Feb 282010

Now that the X-37 is back in the news, here are some photos of a large display model of it. These shots were taken at Marshall Space Flight Center back in 2005.

Wow. Five years ago. The pace of aerospace development is just blistering.

pdr_0101.jpg  pdr_0102.jpg  pdr_0103.jpg

And here are three pics of a similar model on display at the Hunstville airport, from the same expedition.

pdr_0187.jpg   pdr_0188.jpg  pdr_0189.jpg

 Posted by at 7:40 pm
  • JP

    Fricken’ awesome thanks!!

  • Floor Mat

    Dude; did you see that Robert McCall just died?

  • 53 years and God knows how many billions later, and we finally get… Dyna-Soar.

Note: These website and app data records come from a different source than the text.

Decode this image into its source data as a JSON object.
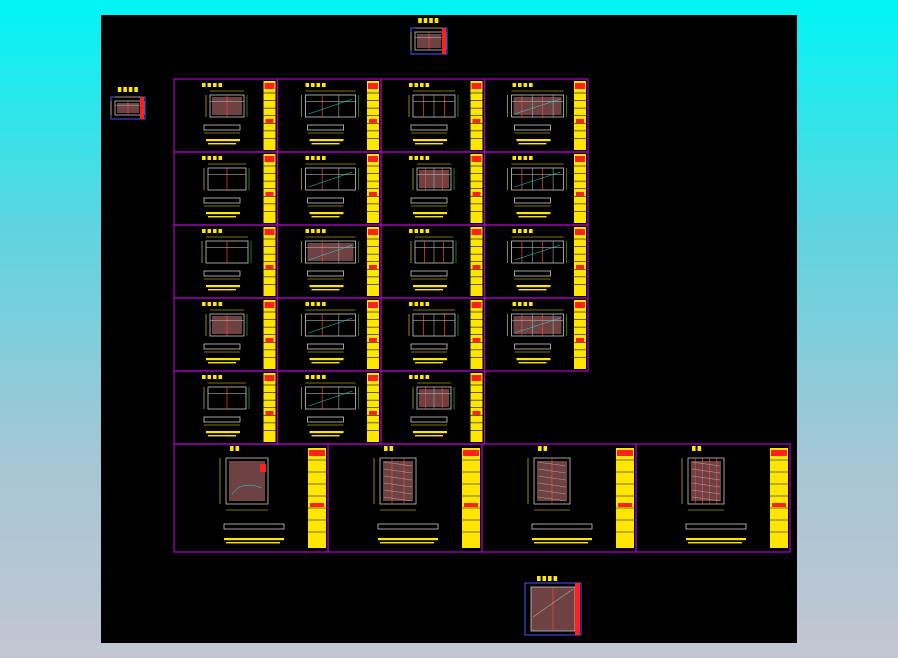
{
  "colors": {
    "canvas_bg": "#000000",
    "frame": "#b000c8",
    "title_block": "#ffe600",
    "accent_red": "#ff2020",
    "elevation_line": "#c8c8c8"
  },
  "drawing": {
    "top_sheet": {
      "id": "top"
    },
    "left_sheet": {
      "id": "left"
    },
    "bottom_sheet": {
      "id": "bottom"
    },
    "grid_rows": 5,
    "grid_cols": 4,
    "grid_cells_present": [
      [
        true,
        true,
        true,
        true
      ],
      [
        true,
        true,
        true,
        true
      ],
      [
        true,
        true,
        true,
        true
      ],
      [
        true,
        true,
        true,
        true
      ],
      [
        true,
        true,
        true,
        false
      ]
    ],
    "large_row_cells": 4
  }
}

    In your face, Robert McNamara.

  • George Allegrezza

    Did not know about McCall. A shame.

    Scott, you cynic, of course it took awhile, it’s the B version! It has more . . . paint?

  • Michael Antoniewicz II

    The flat out *AMAZING part is that the middle-management kept it going by passing it around to different departments and agencies within the Government as “focuses” changed with the hosting Department/Agency.

    I’m figuring at least half the time spent on it was just in the ‘finding-a-new-home, shifting, coming-up-to-speed’ work. Still, we’re talking almost Lottery Wining Odds that it’s made it this far.

  • James

    It would be the ultimate UCAV, in my book. Eat it, “Tin Man” EDI!

  • Huron

    I think the reason the Air Force is keeping so quiet about what it is gonna do is because they do not know what they want to do it with it, but just know they don’t want to lose it.

    The X-37 has probably survived only because by the time a politician finds out who is running the program, it has already been handed over to someone else.

  • Michael Holt

    Having no life, I just went to the NASA reportb servers and searched for anything related to the X-37. One abstract said that the program ended in 2003. About a quarter of all references are also references to the X-40. Another quarter is pictures: either “artist interpretation” or photos of models. I found only a few (less than ten) reports on the hardware, the aerodynamics, or the engine. Most of the rest of it was reports about what was learned from the X-37, or justifications for it, or something like that.
    In 1990 NASA published “Biconic cargo return vehicle with an advanced recovery system. Volume 1- Conceptual design” (CR-186250). That’s one the reports on something that looked a lot like the X-37. When did the program formally start?
    I never saw anything about putting a human in it.

  • Bob Coon

    Who are they kiddin? The USAF has wanted a manned space-plane since the fifties. Pop off that take-off shroud and you will find a single-seat cockpit under it. Too cool – I want one!